Campany’s expert attention to zhiguai shows contemporary readers the compelling ways that collective memory as well as concern with anomalies shaped early medieval Chinese culture. According to the author, the consequential interplay between the ordinary and the unexpected is the primary mechanism of zhiguai: strange events take place in the ordinary world, breaking individuals’ routine, and offering glimpses into a parallel universe that is hardly accessible to human beings. As extraordinary as their experiences might be, the protagonists are generally common people, which makes it is easy for the reader to identify with them. It is exactly this setting, Campany demonstrates, that gives legitimacy and credibility to the zhiguai. A Garden of Marvels does not provide much information on the history, mechanisms, and style of zhiguai but for these, readers can turn to Campany’s earlier works including Signs from the Unseen Realm: Buddhist Miracle Tales from Early Medieval China (University of Hawai’i Press, 2012) and Strange Writing: Anomaly Accounts in Early Medieval China (State University of New York Press, 2000).
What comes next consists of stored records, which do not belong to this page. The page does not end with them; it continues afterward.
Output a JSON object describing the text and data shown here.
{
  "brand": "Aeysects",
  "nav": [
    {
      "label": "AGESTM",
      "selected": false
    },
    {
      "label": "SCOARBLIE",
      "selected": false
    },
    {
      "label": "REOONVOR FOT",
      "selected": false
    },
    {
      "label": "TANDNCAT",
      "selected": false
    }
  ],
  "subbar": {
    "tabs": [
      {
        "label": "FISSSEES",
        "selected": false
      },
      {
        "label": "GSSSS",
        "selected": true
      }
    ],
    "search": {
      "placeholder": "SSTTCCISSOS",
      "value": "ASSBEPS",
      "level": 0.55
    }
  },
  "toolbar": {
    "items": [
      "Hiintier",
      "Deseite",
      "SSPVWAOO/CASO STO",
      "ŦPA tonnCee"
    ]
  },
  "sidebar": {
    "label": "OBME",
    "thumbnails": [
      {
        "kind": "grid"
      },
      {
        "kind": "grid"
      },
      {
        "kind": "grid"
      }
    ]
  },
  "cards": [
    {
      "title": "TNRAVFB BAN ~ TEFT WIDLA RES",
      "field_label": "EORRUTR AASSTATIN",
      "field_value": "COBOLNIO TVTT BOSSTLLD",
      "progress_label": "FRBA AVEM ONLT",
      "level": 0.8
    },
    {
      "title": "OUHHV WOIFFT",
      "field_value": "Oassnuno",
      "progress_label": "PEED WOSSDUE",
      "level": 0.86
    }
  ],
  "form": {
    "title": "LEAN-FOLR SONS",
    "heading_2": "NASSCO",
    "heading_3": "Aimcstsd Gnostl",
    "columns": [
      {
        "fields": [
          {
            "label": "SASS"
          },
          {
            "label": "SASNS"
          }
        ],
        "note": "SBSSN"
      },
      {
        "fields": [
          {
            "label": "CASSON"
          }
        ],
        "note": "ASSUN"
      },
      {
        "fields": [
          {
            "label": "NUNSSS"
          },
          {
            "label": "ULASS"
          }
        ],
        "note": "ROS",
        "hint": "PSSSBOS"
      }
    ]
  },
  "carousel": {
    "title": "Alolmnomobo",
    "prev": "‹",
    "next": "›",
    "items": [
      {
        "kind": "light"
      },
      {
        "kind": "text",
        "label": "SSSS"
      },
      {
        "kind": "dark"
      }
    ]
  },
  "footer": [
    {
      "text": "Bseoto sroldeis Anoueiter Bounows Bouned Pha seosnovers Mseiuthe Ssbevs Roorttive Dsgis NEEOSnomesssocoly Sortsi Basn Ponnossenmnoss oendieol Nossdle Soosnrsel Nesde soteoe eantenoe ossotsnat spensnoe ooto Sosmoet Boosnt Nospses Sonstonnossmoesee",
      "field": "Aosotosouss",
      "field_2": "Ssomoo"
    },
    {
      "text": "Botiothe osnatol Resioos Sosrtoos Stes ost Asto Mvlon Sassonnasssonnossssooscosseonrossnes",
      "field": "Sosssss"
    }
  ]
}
Among several helpful tools in this book is Campany’s nomenclature for the different types of spirits as they are the most common protagonists of these tales. The great variety of spirits inhabiting Chinese culture and folklore pose a challenge to English translators. The nomenclature is very useful to understand these different categories of supernatural beings as well as giving interesting insights on Chinese culture and religions. The section on “conventions,” which explains specific terms such as measures and proper names, serves a similar purpose. Concise, erudite footnotes and suggestions for further reading provide avenues for further research for students and scholars alike.
Campany’s careful and creative treatment of zhiguai and the generous sampling of works never before translated into English help us better understand Chinese narrative, non-institutionalized religious traditions, early medieval social life, material culture, and legends which would otherwise have never been recorded in official historical documents. Additionally, the author selected texts that have largely been ignored by the scholarship along with tales that can be more accessible to all kinds of readers. Much has been written on zhiguai, and Campany’s new translations have furthered and advanced this field in a unique and inspiring manner. Undergraduate students of Chinese religion will surely find A Garden of Marvels a useful and interesting tool to explore the complex facets of Chinese religious traditions outside of the standard textbooks; to critically think in “unusual ways” about the interactions between religions, everyday life, material culture, and social behavior; and to better understand how the boundaries between ordinary life and other unworldly dimensions in medieval China were often blurry and not well defined.
Simona Lazzerini is a Ph.D. student in the Department of Religious Studies at Stanford University.Simona LazzeriniDate Of Review:February 16, 2017